Reproduce every line of the data, exactly and without its pictures.

(Task inputs Opens)

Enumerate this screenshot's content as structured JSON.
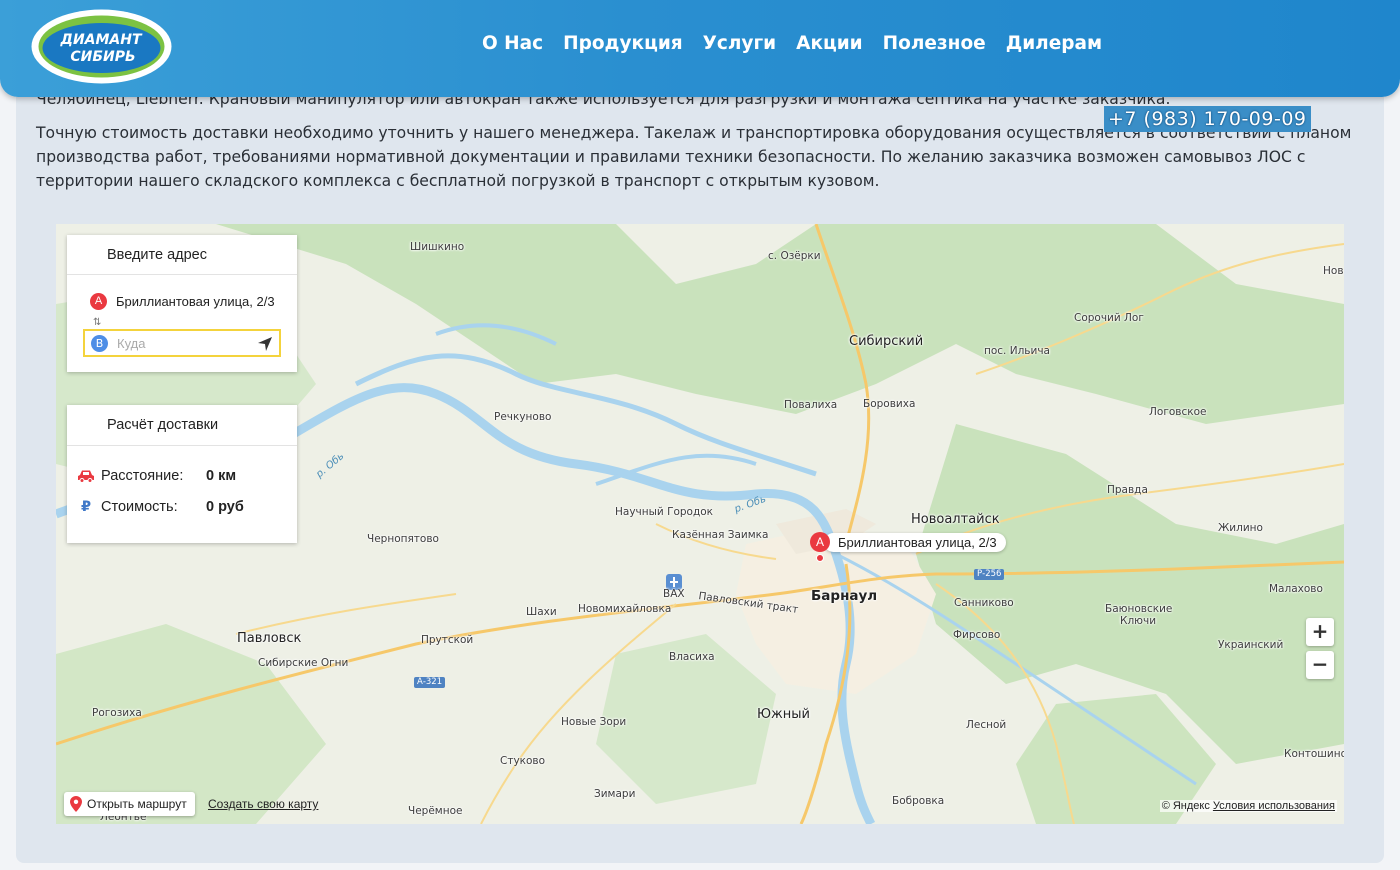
{
  "header": {
    "logo_line1": "ДИАМАНТ",
    "logo_line2": "СИБИРЬ",
    "nav": [
      "О Нас",
      "Продукция",
      "Услуги",
      "Акции",
      "Полезное",
      "Дилерам"
    ],
    "phone": "+7 (983) 170-09-09"
  },
  "content": {
    "para1": "Челябинец, Liebherr. Крановый манипулятор или автокран также используется для разгрузки и монтажа септика на участке заказчика.",
    "para2": "Точную стоимость доставки необходимо уточнить у нашего менеджера. Такелаж и транспортировка оборудования осуществляется в соответствии с планом производства работ, требованиями нормативной документации и правилами техники безопасности. По желанию заказчика возможен самовывоз ЛОС с территории нашего складского комплекса с бесплатной погрузкой в транспорт с открытым кузовом."
  },
  "address_panel": {
    "title": "Введите адрес",
    "point_a_letter": "A",
    "point_a_value": "Бриллиантовая улица, 2/3",
    "swap_icon": "⇅",
    "point_b_letter": "B",
    "point_b_placeholder": "Куда"
  },
  "calc_panel": {
    "title": "Расчёт доставки",
    "distance_label": "Расстояние:",
    "distance_value": "0 км",
    "cost_label": "Стоимость:",
    "cost_value": "0 руб",
    "cost_icon": "₽"
  },
  "map": {
    "placemark_letter": "A",
    "placemark_label": "Бриллиантовая улица, 2/3",
    "zoom_in": "+",
    "zoom_out": "−",
    "open_route": "Открыть маршрут",
    "create_map": "Создать свою карту",
    "copyright": "© Яндекс",
    "terms": "Условия использования",
    "places": {
      "shishkino": "Шишкино",
      "ozerki": "с. Озёрки",
      "nov": "Нов",
      "sorochiy_log": "Сорочий Лог",
      "sibirskiy": "Сибирский",
      "ilyicha": "пос. Ильича",
      "rechkunovo": "Речкуново",
      "povalikha": "Повалиха",
      "borovikha": "Боровиха",
      "logovskoe": "Логовское",
      "pravda": "Правда",
      "nauchny": "Научный Городок",
      "novoaltaysk": "Новоалтайск",
      "zhilino": "Жилино",
      "chernopyatovo": "Чернопятово",
      "kazennaya": "Казённая Заимка",
      "vax": "ВАХ",
      "barnaul": "Барнаул",
      "sannikovo": "Санниково",
      "malakhovo": "Малахово",
      "shakhi": "Шахи",
      "novomikh": "Новомихайловка",
      "pavlovsky_trakt": "Павловский тракт",
      "bayunovskie": "Баюновские",
      "klyuchi": "Ключи",
      "firsovo": "Фирсово",
      "pavlovsk": "Павловск",
      "prutskoy": "Прутской",
      "sibirskie_ogni": "Сибирские Огни",
      "vlasikha": "Власиха",
      "ukrainskiy": "Украинский",
      "rogozikha": "Рогозиха",
      "yuzhny": "Южный",
      "novye_zori": "Новые Зори",
      "lesnoy": "Лесной",
      "stukovo": "Стуково",
      "kontoshino": "Контошино",
      "zimari": "Зимари",
      "bobrovka": "Бобровка",
      "cheremnoe": "Черёмное",
      "leozhye": "Леонтье",
      "river_ob1": "р. Обь",
      "river_ob2": "р. Обь",
      "road_a321": "А-321",
      "road_r256": "Р-256"
    }
  },
  "colors": {
    "header_gradient_start": "#3b9fd8",
    "header_gradient_end": "#1f86cc",
    "point_a": "#ea3940",
    "point_b": "#4e8ee6",
    "input_border": "#f4d33c",
    "river": "#a9d3ee",
    "forest": "#c9e2bc"
  }
}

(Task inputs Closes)

Exercise result:
Enumerate this screenshot's content as structured JSON.
{
  "header": {
    "logo_line1": "ДИАМАНТ",
    "logo_line2": "СИБИРЬ",
    "nav": [
      "О Нас",
      "Продукция",
      "Услуги",
      "Акции",
      "Полезное",
      "Дилерам"
    ],
    "phone": "+7 (983) 170-09-09"
  },
  "content": {
    "para1": "Челябинец, Liebherr. Крановый манипулятор или автокран также используется для разгрузки и монтажа септика на участке заказчика.",
    "para2": "Точную стоимость доставки необходимо уточнить у нашего менеджера. Такелаж и транспортировка оборудования осуществляется в соответствии с планом производства работ, требованиями нормативной документации и правилами техники безопасности. По желанию заказчика возможен самовывоз ЛОС с территории нашего складского комплекса с бесплатной погрузкой в транспорт с открытым кузовом."
  },
  "address_panel": {
    "title": "Введите адрес",
    "point_a_letter": "A",
    "point_a_value": "Бриллиантовая улица, 2/3",
    "swap_icon": "⇅",
    "point_b_letter": "B",
    "point_b_placeholder": "Куда"
  },
  "calc_panel": {
    "title": "Расчёт доставки",
    "distance_label": "Расстояние:",
    "distance_value": "0 км",
    "cost_label": "Стоимость:",
    "cost_value": "0 руб",
    "cost_icon": "₽"
  },
  "map": {
    "placemark_letter": "A",
    "placemark_label": "Бриллиантовая улица, 2/3",
    "zoom_in": "+",
    "zoom_out": "−",
    "open_route": "Открыть маршрут",
    "create_map": "Создать свою карту",
    "copyright": "© Яндекс",
    "terms": "Условия использования",
    "places": {
      "shishkino": "Шишкино",
      "ozerki": "с. Озёрки",
      "nov": "Нов",
      "sorochiy_log": "Сорочий Лог",
      "sibirskiy": "Сибирский",
      "ilyicha": "пос. Ильича",
      "rechkunovo": "Речкуново",
      "povalikha": "Повалиха",
      "borovikha": "Боровиха",
      "logovskoe": "Логовское",
      "pravda": "Правда",
      "nauchny": "Научный Городок",
      "novoaltaysk": "Новоалтайск",
      "zhilino": "Жилино",
      "chernopyatovo": "Чернопятово",
      "kazennaya": "Казённая Заимка",
      "vax": "ВАХ",
      "barnaul": "Барнаул",
      "sannikovo": "Санниково",
      "malakhovo": "Малахово",
      "shakhi": "Шахи",
      "novomikh": "Новомихайловка",
      "pavlovsky_trakt": "Павловский тракт",
      "bayunovskie": "Баюновские",
      "klyuchi": "Ключи",
      "firsovo": "Фирсово",
      "pavlovsk": "Павловск",
      "prutskoy": "Прутской",
      "sibirskie_ogni": "Сибирские Огни",
      "vlasikha": "Власиха",
      "ukrainskiy": "Украинский",
      "rogozikha": "Рогозиха",
      "yuzhny": "Южный",
      "novye_zori": "Новые Зори",
      "lesnoy": "Лесной",
      "stukovo": "Стуково",
      "kontoshino": "Контошино",
      "zimari": "Зимари",
      "bobrovka": "Бобровка",
      "cheremnoe": "Черёмное",
      "leozhye": "Леонтье",
      "river_ob1": "р. Обь",
      "river_ob2": "р. Обь",
      "road_a321": "А-321",
      "road_r256": "Р-256"
    }
  },
  "colors": {
    "header_gradient_start": "#3b9fd8",
    "header_gradient_end": "#1f86cc",
    "point_a": "#ea3940",
    "point_b": "#4e8ee6",
    "input_border": "#f4d33c",
    "river": "#a9d3ee",
    "forest": "#c9e2bc"
  }
}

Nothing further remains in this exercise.